- Ensuring Access to Services for Young People
ASHA supports the Youth Access to Sexual Health Services Act (YASHS Act), legislation first introduced in 2016 that would provide grants to increase and improve the linkage and access of marginalized young people to sexual and reproductive health care and related services.
- Funding for HIV Prevention, Treatment and Support Programs
As part of the AIDS Budget and Appropriations Coalition (ABAC), a work group of the Federal AIDS Policy Partnership (FAPP), ASHA joined a coalition of organizations urging President Trump to maintain the necessary funding in order to continue addressing HIV/AIDS in the United States in the FY18 federal budget.
- Protecting Patients
ASHA joined a broad coalition of patient and community organizations in urging the Secretary of Health and Human Services to maintain and enforce important patient protections and access to prescription drugs mandated by the Affordable Care Act.
- Reproductive Health and Family Planning Services
As part of the Family Planning Coalition, ASHA joined 60 organizations requesting appropriate funding for the Title X family planning program. Title X family planning clinics play a critical role in ensuring access to a broad range of family planning and preventive health services, including birth control, cancer screenings, and testing for sexually transmitted infections.
- Supporting Planned Parenthood and Cancer Prevention
Services that Planned Parenthood health centers provide to 2.5 million patients each year include screenings for cervical and breast cancers, respectively, and tobacco use/smoking cessation counseling. The majority of patients who depend on the health centers live under the federal poverty level, so it’s crucial to oppose any cuts to funding for their life-saving programs and services. ASHA created a sign on letter from cervical cancer survivors discussing the importance of access from a cancer survivor’s perspective and sent it to the appropriate Senate leadership.
Make Your Case
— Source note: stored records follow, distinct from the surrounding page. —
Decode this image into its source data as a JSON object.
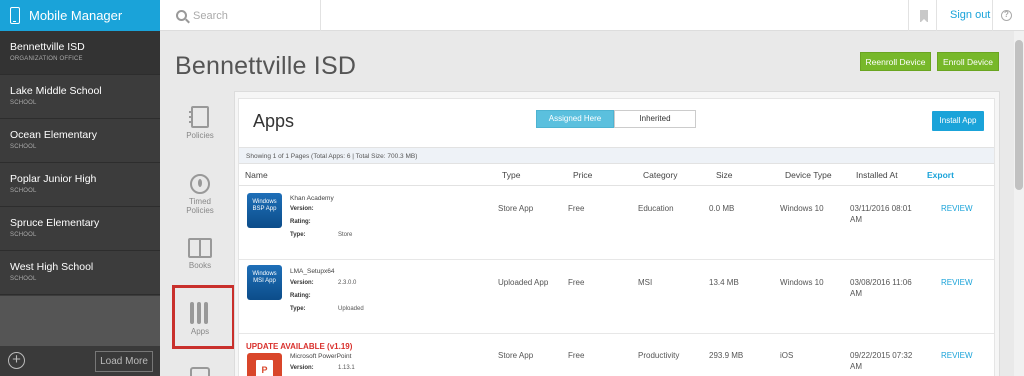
{
  "topbar": {
    "app_title": "Mobile Manager",
    "search_placeholder": "Search",
    "sign_out": "Sign out"
  },
  "sidebar": {
    "items": [
      {
        "name": "Bennettville ISD",
        "type": "ORGANIZATION OFFICE"
      },
      {
        "name": "Lake Middle School",
        "type": "SCHOOL"
      },
      {
        "name": "Ocean Elementary",
        "type": "SCHOOL"
      },
      {
        "name": "Poplar Junior High",
        "type": "SCHOOL"
      },
      {
        "name": "Spruce Elementary",
        "type": "SCHOOL"
      },
      {
        "name": "West High School",
        "type": "SCHOOL"
      }
    ],
    "load_more": "Load More",
    "add_symbol": "+"
  },
  "header": {
    "title": "Bennettville ISD",
    "reenroll": "Reenroll Device",
    "enroll": "Enroll Device"
  },
  "menu": {
    "policies": "Policies",
    "timed_1": "Timed",
    "timed_2": "Policies",
    "books": "Books",
    "apps": "Apps"
  },
  "apps_panel": {
    "title": "Apps",
    "tab_assigned": "Assigned Here",
    "tab_inherited": "Inherited",
    "install": "Install App",
    "showing": "Showing 1 of 1 Pages (Total Apps: 6 | Total Size: 700.3 MB)",
    "columns": {
      "name": "Name",
      "type": "Type",
      "price": "Price",
      "category": "Category",
      "size": "Size",
      "device_type": "Device Type",
      "installed_at": "Installed At",
      "export": "Export"
    },
    "labels": {
      "version": "Version:",
      "rating": "Rating:",
      "type": "Type:",
      "review": "REVIEW"
    },
    "rows": [
      {
        "icon_text": "Windows BSP App",
        "name": "Khan Academy",
        "version": "",
        "meta_type": "Store",
        "type": "Store App",
        "price": "Free",
        "category": "Education",
        "size": "0.0 MB",
        "device_type": "Windows 10",
        "installed_1": "03/11/2016 08:01",
        "installed_2": "AM"
      },
      {
        "icon_text": "Windows MSI App",
        "name": "LMA_Setupx64",
        "version": "2.3.0.0",
        "meta_type": "Uploaded",
        "type": "Uploaded App",
        "price": "Free",
        "category": "MSI",
        "size": "13.4 MB",
        "device_type": "Windows 10",
        "installed_1": "03/08/2016 11:06",
        "installed_2": "AM"
      },
      {
        "update_label": "UPDATE AVAILABLE (v1.19)",
        "icon_letter": "P",
        "name": "Microsoft PowerPoint",
        "version": "1.13.1",
        "type": "Store App",
        "price": "Free",
        "category": "Productivity",
        "size": "293.9 MB",
        "device_type": "iOS",
        "installed_1": "09/22/2015 07:32",
        "installed_2": "AM"
      }
    ]
  },
  "colors": {
    "brand_blue": "#1aa3d9",
    "green": "#77b82a",
    "highlight_red": "#c9302c",
    "sidebar_dark": "#3c3c3c"
  }
}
ASHA’s focus is on policies related to sexual health, which can include everything from improved access to contraception and family planning services, support for comprehensive sex education, protection for LGBTQ individuals, and promotion of vaccine and screening recommendations to prevent sexually transmitted infections (STIs). Such policies have an impact on our daily lives as well as on broader public health outcomes.
For example, look at the case of legalized same-sex marriage. While often viewed through the lens of politics, the issue is more a matter of public health. Research has shown that legal marriage comes with not just social and economic benefits, but significant positive health benefits as well, including better access to health insurance and care as well as reduced rates of anxiety and depression. Additionally, surveys of lesbian, gay, and bisexual individuals revealed evidence of the negative health effects of marriage inequality.
As a national organization, ASHA primarily focuses on federal policy issues. However, there are many sexual issues affected by policies enacted at the state level, from abortion rights, to access to emergency contraception, to sex education. These policies can vary widely from state to state.
For example, according to the Guttmacher Institute, 18 states and the District of Columbia require that information on contraception be provided in sex education classes, while 37 states require that information on abstinence be offered, and 19 require that instruction on the importance of engaging in sexual activity only within marriage be provided. Guttmacher offers monthly state policy updates in all topics of sexual and reproductive health and is an excellent resource for state-level developments.
The National Conference of State Legislatures is another resource for state-level policy issues, including teen dating violence, HPV vaccine statutes, and transgender rights, including so-called “bathroom bills.” These bills are restrict access to restrooms, locker rooms and other sex-segregated facilities in public buildings—individuals are required to use facilities that correspond the their sex assigned at birth, limiting access for transgender persons. While North Carolina is currently the only state that passed such a bill (which has now been repealed), sixteen other states introduced similar legislation in 2017.